The global threat of ongoing climate change has one principal cause: carbon that was buried underground in the form of fossil fuels is being removed and released into the atmosphere in the form of carbon dioxide (CO2). One promising approach to addressing this problem is carbon capture and storage: using technology to take CO2 out of the atmosphere to return it underground.
In a new study published in Greenhouse Gases Science and Technology, researchers from Kyushu University and the National Institute of Advanced Industrial Science and Technology, Japan, investigated geological storage of low-purity CO2 mixed with nitrogen (N2) and oxygen (O2), produced by direct air capture (DAC) using membrane-based technology.

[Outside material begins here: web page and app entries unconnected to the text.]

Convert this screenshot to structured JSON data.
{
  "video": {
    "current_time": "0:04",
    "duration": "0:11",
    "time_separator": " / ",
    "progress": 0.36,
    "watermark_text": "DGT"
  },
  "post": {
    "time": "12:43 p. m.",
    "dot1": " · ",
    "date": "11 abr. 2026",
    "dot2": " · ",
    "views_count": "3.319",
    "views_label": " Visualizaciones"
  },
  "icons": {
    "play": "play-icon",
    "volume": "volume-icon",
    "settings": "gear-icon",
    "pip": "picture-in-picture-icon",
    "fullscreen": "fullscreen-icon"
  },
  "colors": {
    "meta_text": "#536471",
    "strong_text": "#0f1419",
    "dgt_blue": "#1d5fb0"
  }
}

Many current carbon capture projects are carried out at localized sources using concentrated CO2 emissions, such as coal-fired power plants, and require intensive purification storage owing to the presence of hazardous compounds such as nitrogen oxide and sulfur oxide. They also have high transportation costs because viable geological storage sites are typically far from the sources of CO2. In contrast, direct air capture of CO2 can be performed anywhere, including at the storage site, and does not require intensive purification because the impurities, O2 and N2, are not hazardous. Therefore, low-purity CO2 can be captured and injected directly into geological formations, at least in theory. Understanding how the resulting mixture of CO2, O2, and N2 behaves when it is injected and stored in geological formations is necessary before underground storage of low-purity CO2 from direct air capture can be widely adopted. As the study’s lead author, Professor Takeshi Tsuji, explains, “It is difficult to capture high-purity CO2 using DAC. We performed molecular dynamic simulations as a preliminary evaluation of the storage efficiency of CO2-N2-O2 mixtures at three different temperature and pressure conditions, corresponding to depths of 1,000 m, 1,500 m, and 2,500 m at the Tomakomai CO2 storage site in Japan.”
Although further research is still needed, such as investigations of the chemical reactions of injected O2 and N2 at great depths, the results of these simulations suggest that geological storage of CO2-N2-O2 mixtures produced by direct air capture is both environmentally safe and economically viable.
According to Professor Tsuji, “Because of the ubiquity of ambient air, direct air capture has the potential to become a ubiquitous means of carbon capture and storage that can be implemented in many remote areas, such as deserts and offshore platforms. This is important both for reducing transportation costs and ensuring social acceptance.”